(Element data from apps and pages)

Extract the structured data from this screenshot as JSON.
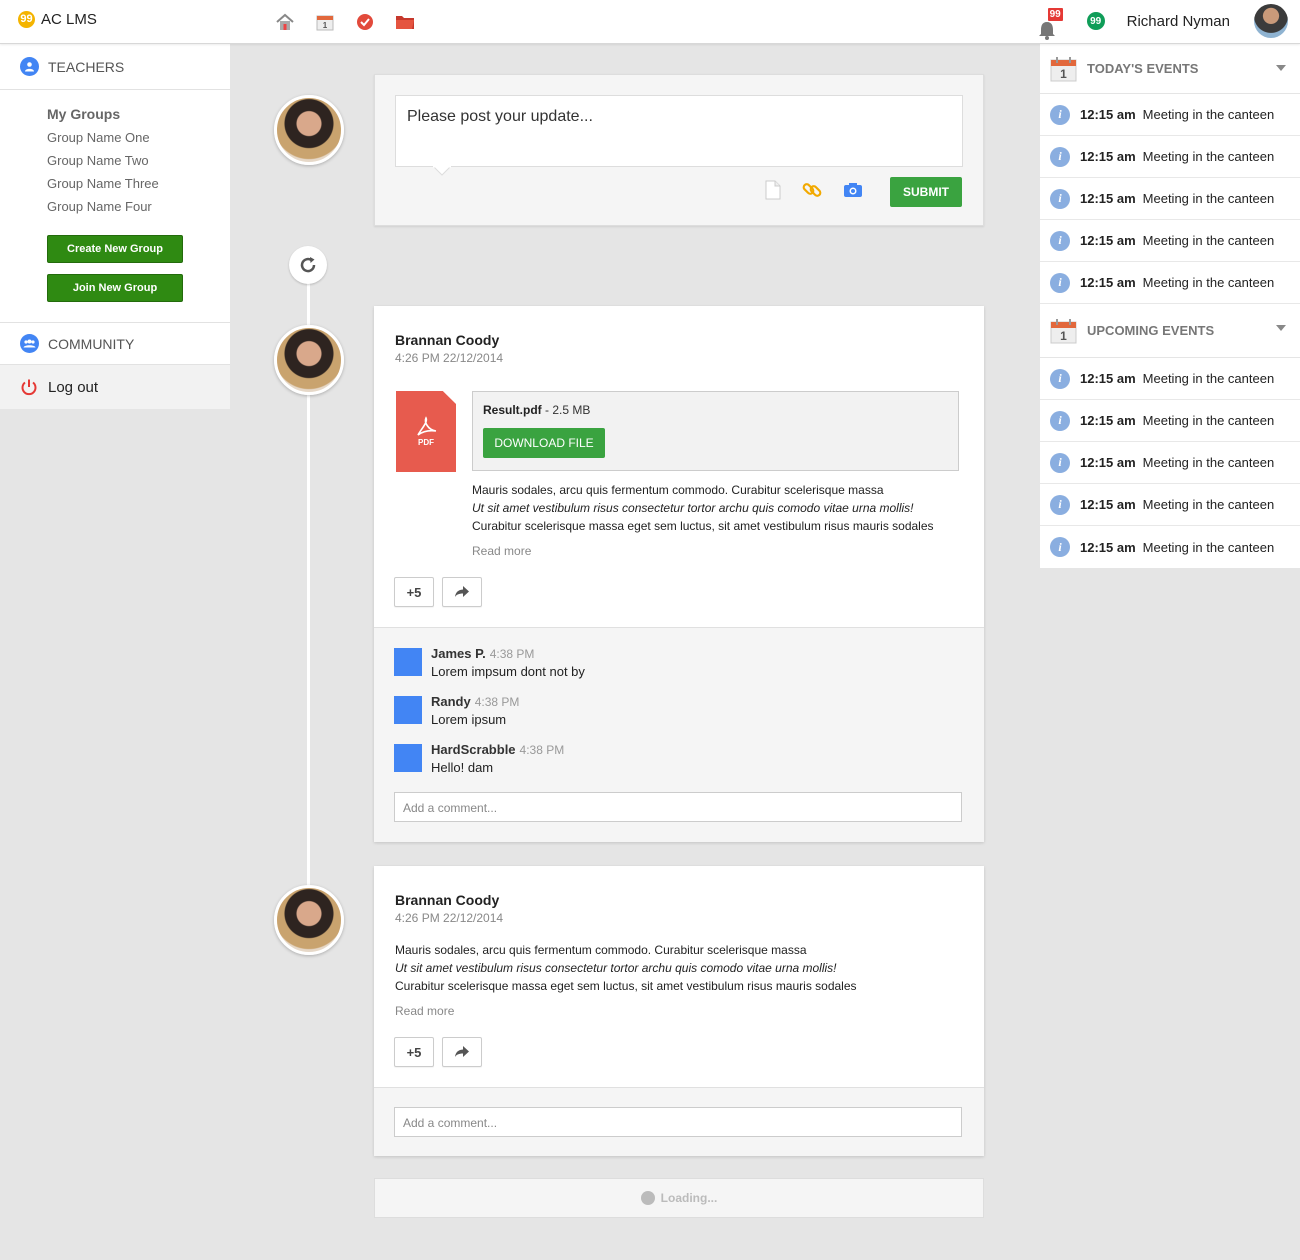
{
  "app": {
    "title": "AC LMS",
    "logo_glyph": "99"
  },
  "topbar": {
    "notification_count": "99",
    "hangouts_glyph": "99",
    "user_name": "Richard Nyman",
    "icons": [
      "home-icon",
      "calendar-icon",
      "check-circle-icon",
      "folder-icon"
    ]
  },
  "sidebar": {
    "teachers_label": "TEACHERS",
    "groups_title": "My Groups",
    "groups": [
      "Group Name One",
      "Group Name Two",
      "Group Name Three",
      "Group Name Four"
    ],
    "create_group_label": "Create New Group",
    "join_group_label": "Join New Group",
    "community_label": "COMMUNITY",
    "logout_label": "Log out"
  },
  "composer": {
    "placeholder": "Please post your update...",
    "submit_label": "SUBMIT"
  },
  "posts": [
    {
      "author": "Brannan Coody",
      "time": "4:26 PM 22/12/2014",
      "file_name": "Result.pdf",
      "file_size": " - 2.5 MB",
      "pdf_label": "PDF",
      "download_label": "DOWNLOAD FILE",
      "line1": "Mauris sodales, arcu quis fermentum commodo. Curabitur scelerisque massa",
      "line2": "Ut sit amet vestibulum risus consectetur tortor archu quis comodo vitae urna mollis!",
      "line3": "Curabitur scelerisque massa eget sem luctus, sit amet vestibulum risus mauris sodales",
      "read_more": "Read more",
      "plus_label": "+5",
      "comments": [
        {
          "name": "James P.",
          "time": "4:38 PM",
          "text": "Lorem impsum dont not by"
        },
        {
          "name": "Randy",
          "time": "4:38 PM",
          "text": "Lorem ipsum"
        },
        {
          "name": "HardScrabble",
          "time": "4:38 PM",
          "text": "Hello! dam"
        }
      ],
      "comment_placeholder": "Add a comment..."
    },
    {
      "author": "Brannan Coody",
      "time": "4:26 PM 22/12/2014",
      "line1": "Mauris sodales, arcu quis fermentum commodo. Curabitur scelerisque massa",
      "line2": "Ut sit amet vestibulum risus consectetur tortor archu quis comodo vitae urna mollis!",
      "line3": "Curabitur scelerisque massa eget sem luctus, sit amet vestibulum risus mauris sodales",
      "read_more": "Read more",
      "plus_label": "+5",
      "comment_placeholder": "Add a comment..."
    }
  ],
  "loading_label": "Loading...",
  "events": {
    "today_title": "TODAY'S EVENTS",
    "upcoming_title": "UPCOMING EVENTS",
    "calendar_day": "1",
    "today": [
      {
        "time": "12:15 am",
        "title": "Meeting in the canteen"
      },
      {
        "time": "12:15 am",
        "title": "Meeting in the canteen"
      },
      {
        "time": "12:15 am",
        "title": "Meeting in the canteen"
      },
      {
        "time": "12:15 am",
        "title": "Meeting in the canteen"
      },
      {
        "time": "12:15 am",
        "title": "Meeting in the canteen"
      }
    ],
    "upcoming": [
      {
        "time": "12:15 am",
        "title": "Meeting in the canteen"
      },
      {
        "time": "12:15 am",
        "title": "Meeting in the canteen"
      },
      {
        "time": "12:15 am",
        "title": "Meeting in the canteen"
      },
      {
        "time": "12:15 am",
        "title": "Meeting in the canteen"
      },
      {
        "time": "12:15 am",
        "title": "Meeting in the canteen"
      }
    ]
  },
  "colors": {
    "accent_green": "#3aa340",
    "sidebar_green": "#2f8a12",
    "pdf_red": "#e75b4e",
    "blue": "#4285f4",
    "badge_red": "#e53935"
  }
}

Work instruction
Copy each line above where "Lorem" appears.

Response for this exercise
          "text": "Lorem impsum dont not by"
          "text": "Lorem ipsum"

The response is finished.